Introduction: Although Finland, depending on one's definition of the term Scandinavia, is often bracketed together with the Scandinavian countries Sweden, Denmark and Norway, its language is entirely different. While Swedish, Danish and Norwegian are Indo-European languages, Finnish is part of the Finno-Urgic branch of the Uralic language family. As such it is related to Hungarian and Estonian. It has about 6 million native speakers, in Finland and neighbouring countries.
Alphabet: The Finnish alphabet is based on the same Latin alphabet used by English, plus three vowels with diacritics which are placed after z.

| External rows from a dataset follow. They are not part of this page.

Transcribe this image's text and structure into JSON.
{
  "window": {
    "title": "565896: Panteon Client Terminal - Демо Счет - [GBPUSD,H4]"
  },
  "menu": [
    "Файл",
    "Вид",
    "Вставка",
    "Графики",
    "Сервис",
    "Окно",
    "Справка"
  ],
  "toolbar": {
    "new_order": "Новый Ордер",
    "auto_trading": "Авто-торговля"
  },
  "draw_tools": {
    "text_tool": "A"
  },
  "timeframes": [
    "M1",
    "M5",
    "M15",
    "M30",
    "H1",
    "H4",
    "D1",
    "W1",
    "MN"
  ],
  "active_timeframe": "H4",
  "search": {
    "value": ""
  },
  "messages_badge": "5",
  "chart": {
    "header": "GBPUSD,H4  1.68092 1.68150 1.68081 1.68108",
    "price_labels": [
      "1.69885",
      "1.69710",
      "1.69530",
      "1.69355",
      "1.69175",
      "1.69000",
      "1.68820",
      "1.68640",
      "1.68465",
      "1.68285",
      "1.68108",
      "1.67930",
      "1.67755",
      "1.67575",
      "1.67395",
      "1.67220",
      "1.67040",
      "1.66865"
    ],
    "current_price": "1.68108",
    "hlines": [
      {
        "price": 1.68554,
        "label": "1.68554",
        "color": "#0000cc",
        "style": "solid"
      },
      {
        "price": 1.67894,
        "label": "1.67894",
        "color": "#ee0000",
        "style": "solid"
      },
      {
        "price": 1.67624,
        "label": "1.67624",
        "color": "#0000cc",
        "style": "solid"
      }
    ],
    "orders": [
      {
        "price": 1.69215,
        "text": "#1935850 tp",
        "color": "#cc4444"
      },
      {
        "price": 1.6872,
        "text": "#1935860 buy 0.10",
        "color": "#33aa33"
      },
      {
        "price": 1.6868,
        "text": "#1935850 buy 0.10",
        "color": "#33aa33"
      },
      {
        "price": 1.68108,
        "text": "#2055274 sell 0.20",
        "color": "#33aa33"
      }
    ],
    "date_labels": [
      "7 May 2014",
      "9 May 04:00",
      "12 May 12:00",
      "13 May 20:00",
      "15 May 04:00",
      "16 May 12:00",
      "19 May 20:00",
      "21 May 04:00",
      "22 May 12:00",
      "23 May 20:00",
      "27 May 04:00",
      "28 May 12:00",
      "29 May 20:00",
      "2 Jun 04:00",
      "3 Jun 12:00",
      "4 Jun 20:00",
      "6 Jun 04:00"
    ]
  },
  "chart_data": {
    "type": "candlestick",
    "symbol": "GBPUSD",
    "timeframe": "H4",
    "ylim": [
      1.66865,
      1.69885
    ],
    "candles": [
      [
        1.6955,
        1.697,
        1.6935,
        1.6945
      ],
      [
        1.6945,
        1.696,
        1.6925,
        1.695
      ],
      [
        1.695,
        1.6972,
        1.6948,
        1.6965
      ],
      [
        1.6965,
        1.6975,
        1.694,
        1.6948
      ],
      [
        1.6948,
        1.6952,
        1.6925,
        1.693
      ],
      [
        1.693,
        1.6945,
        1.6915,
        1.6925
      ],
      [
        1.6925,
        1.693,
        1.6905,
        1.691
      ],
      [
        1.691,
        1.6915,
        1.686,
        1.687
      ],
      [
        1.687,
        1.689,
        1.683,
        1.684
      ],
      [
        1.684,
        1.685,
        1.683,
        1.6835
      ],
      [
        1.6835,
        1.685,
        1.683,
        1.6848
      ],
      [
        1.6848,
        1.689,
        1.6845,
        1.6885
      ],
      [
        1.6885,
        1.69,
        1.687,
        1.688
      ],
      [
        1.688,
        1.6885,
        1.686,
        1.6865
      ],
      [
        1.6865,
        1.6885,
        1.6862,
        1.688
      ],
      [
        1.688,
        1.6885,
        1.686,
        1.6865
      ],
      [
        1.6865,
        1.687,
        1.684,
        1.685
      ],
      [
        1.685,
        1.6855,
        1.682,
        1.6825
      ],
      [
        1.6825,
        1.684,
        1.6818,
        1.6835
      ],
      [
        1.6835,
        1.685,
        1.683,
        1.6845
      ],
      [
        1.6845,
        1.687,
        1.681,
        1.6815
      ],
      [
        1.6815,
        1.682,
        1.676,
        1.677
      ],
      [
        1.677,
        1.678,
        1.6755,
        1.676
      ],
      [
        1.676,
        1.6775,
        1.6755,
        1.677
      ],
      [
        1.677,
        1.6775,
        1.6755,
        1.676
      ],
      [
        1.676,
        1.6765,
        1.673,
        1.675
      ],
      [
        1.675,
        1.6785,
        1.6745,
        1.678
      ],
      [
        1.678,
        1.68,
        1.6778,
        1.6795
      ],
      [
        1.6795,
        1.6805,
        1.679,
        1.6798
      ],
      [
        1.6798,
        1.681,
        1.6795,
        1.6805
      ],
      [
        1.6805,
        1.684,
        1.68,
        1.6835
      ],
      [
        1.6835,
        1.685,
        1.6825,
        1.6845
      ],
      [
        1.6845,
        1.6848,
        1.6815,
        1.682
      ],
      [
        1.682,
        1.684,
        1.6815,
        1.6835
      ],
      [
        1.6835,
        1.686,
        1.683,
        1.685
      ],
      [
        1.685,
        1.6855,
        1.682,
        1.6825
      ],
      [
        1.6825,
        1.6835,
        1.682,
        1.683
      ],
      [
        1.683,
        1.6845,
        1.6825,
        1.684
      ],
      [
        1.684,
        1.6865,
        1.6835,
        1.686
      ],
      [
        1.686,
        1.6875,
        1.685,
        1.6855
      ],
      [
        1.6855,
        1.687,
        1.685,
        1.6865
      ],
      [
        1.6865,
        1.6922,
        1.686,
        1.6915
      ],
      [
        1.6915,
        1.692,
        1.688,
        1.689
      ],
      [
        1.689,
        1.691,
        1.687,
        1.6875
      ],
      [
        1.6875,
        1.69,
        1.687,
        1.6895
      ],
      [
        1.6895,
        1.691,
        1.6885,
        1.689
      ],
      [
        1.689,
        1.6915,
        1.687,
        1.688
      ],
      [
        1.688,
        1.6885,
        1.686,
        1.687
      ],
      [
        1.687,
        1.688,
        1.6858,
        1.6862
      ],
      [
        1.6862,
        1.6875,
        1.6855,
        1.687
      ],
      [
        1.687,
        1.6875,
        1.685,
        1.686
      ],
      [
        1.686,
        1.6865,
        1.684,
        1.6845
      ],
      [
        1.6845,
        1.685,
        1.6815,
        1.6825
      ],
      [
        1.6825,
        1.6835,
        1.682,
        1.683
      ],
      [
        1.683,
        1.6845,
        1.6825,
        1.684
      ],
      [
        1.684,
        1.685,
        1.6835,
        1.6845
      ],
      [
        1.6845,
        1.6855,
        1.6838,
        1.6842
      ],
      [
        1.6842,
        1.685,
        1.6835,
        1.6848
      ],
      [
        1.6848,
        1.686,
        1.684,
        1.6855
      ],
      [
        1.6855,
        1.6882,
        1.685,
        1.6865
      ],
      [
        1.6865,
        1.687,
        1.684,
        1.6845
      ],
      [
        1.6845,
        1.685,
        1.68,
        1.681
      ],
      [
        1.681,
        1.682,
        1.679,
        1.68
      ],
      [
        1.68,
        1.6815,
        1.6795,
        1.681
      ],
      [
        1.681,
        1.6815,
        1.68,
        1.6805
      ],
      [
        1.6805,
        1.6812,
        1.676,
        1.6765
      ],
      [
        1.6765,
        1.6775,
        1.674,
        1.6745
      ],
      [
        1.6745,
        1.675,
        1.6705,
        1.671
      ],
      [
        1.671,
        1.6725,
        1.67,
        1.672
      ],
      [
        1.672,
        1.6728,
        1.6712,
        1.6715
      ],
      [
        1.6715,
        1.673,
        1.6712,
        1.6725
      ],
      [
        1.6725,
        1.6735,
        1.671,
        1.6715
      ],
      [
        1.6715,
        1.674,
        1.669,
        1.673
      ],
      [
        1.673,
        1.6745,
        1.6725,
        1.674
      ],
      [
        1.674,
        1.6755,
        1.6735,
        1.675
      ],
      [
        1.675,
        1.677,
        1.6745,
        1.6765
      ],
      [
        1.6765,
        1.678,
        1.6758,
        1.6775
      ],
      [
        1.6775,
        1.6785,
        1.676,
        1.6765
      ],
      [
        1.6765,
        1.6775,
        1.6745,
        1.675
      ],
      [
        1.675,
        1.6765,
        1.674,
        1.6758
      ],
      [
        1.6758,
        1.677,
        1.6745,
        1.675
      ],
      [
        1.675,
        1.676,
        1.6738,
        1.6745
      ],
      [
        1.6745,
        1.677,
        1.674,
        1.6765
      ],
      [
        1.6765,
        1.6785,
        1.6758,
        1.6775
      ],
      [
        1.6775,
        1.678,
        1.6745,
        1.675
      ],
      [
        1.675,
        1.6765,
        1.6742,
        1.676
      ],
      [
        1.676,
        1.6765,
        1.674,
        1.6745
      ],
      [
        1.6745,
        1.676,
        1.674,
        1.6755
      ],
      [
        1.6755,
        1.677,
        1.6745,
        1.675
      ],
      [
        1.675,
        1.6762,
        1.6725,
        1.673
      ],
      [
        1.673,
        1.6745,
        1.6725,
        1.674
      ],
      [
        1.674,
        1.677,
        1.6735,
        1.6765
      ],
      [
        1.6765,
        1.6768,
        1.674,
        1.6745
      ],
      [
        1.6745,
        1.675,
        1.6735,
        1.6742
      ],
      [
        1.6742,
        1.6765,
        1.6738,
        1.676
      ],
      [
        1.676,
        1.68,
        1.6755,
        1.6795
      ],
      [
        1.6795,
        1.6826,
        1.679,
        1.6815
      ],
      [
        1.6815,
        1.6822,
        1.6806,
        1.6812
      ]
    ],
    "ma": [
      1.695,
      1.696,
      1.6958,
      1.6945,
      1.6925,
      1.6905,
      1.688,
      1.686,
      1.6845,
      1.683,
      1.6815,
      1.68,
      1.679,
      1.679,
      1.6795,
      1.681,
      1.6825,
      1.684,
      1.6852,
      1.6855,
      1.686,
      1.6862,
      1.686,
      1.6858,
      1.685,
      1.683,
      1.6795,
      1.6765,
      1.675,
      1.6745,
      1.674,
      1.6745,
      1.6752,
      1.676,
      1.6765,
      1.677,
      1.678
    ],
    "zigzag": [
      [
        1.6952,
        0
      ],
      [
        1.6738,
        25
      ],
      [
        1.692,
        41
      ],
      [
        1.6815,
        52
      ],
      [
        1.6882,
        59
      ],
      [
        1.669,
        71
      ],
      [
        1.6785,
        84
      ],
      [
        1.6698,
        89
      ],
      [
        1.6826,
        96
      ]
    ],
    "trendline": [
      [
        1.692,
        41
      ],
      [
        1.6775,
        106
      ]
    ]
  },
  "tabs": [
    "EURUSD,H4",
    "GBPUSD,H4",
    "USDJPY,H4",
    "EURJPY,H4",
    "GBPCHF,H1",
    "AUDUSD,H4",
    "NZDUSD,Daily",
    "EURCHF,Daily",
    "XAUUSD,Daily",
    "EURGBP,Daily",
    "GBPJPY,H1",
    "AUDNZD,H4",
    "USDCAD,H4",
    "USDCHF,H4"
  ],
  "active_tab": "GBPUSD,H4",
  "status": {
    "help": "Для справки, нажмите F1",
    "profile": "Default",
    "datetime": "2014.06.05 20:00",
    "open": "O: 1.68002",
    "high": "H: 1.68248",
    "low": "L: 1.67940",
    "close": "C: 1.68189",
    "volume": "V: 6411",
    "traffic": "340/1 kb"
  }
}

Phonology: The Finnish and English sound systems are quite different. Finnish has a sound pattern called vowel harmony, in which front vowels cannot appear in the same word as back vowels. English words such as phoning or yellow that contain a combination of both types of vowel can be fairly difficult for Finnish learners. Other vowel problems include the failure to discriminate the short and long vowel sounds in words such as sit-seat / pip-peep.
The English consonant sounds that cause Finns the most problems are, predictably, the /θ/ /ð/ sounds, such as in the words then, think and clothes. Words starting with the /w/ sound are often pronounced as a /v/, and the sh- sound at the beginning of words like ship, sheep is often pronounced as a straight /s/: sip. Consonant clusters are not a feature of Finnish vocabulary, so words like strength, Christmas, twist are problematic for many Finnish learners.
Finnish invariably places primary stress on the first syllable of a word, and the stress does not significantly affect the vowel quality. This is in stark contrast to English, which has fairly unpredictable stress patterns. It is not surprising, therefore, that beginning learners may fail to make themselves understood even if the grammar and vocabulary of their message is correct. Finnish intonation is typically falling. This can make it difficult for them to produce the produce the rising tone of English questions.
Grammar - Verb/Tense: Finnish is an agglutinative language. This means, for example, that verbs show tense change by successive addition of suffixes. This is in contrast to English, which makes heavy use of auxiliary verbs. This fundamental difference often results in Finnish beginners having trouble forming questions or negatives in English.
Finnish does not have a progressive verb form, leading to mistakes such as: I watched television when they arrived. (correct = was watching). In general, Finnish uses its tenses to express similar meanings as the corresponding tenses in English. For example, the present perfect and past perfect tenses are used in much the same way in the two languages. One difference is the use in Finnish of the present tense to talk about the future, where English speakers would use the auxiliary will. This leads to mistakes such as: I tell him when I see him.
Grammar - Other: Finnish has the same basic Subject-Verb-Object word order as English, but it allows much more flexibility in the placement of elements in a sentence. This is because it is a highly inflected language and does not require the position of an element to convey meaning as in English. This can lead to errors in the structure of the English sentences that Finnish learners write. Specific problems are in the positioning of adverbials and the order of words in the subordinate clauses of reported speech.
There are two further areas of difference that may result in negative transfer. Firstly, Finnish does not have separate pronouns for he and she. Beginning Finnish learners may cause confusion by mixing these up in spoken or written English. Secondly, Finnish does not use the definite or indefinite article, so mistakes in this aspect of English are common.
Vocabulary: Although Finnish and English words share the same letters, there are no cognates since the languages are from distinct language families. Even words that are imported into Finnish are transcribed so that they lose their familiarity. The English word headache, for example, becomes hedari in Finnish. Clearly, Finnish ESL students do not have the same advantage with cognates as enjoyed by their Swedish peers, and may take longer before they can read fluently.
The best-known import from Finnish into English is sauna.
Miscellaneous: The spelling of Finnish words is closely related to how they are said, which is not the case in English. This can result in beginning learners having serious problems writing English, particularly as the common vowel and consonant patterns in English bear little relation to those of Finnish.
Since politeness in Finnish is often conveyed by tone and use of the appropriate pronoun rather than through words such as please or expressions such as Would you be so kind as to .. , Finnish learners may seem a little abrupt in English conversation.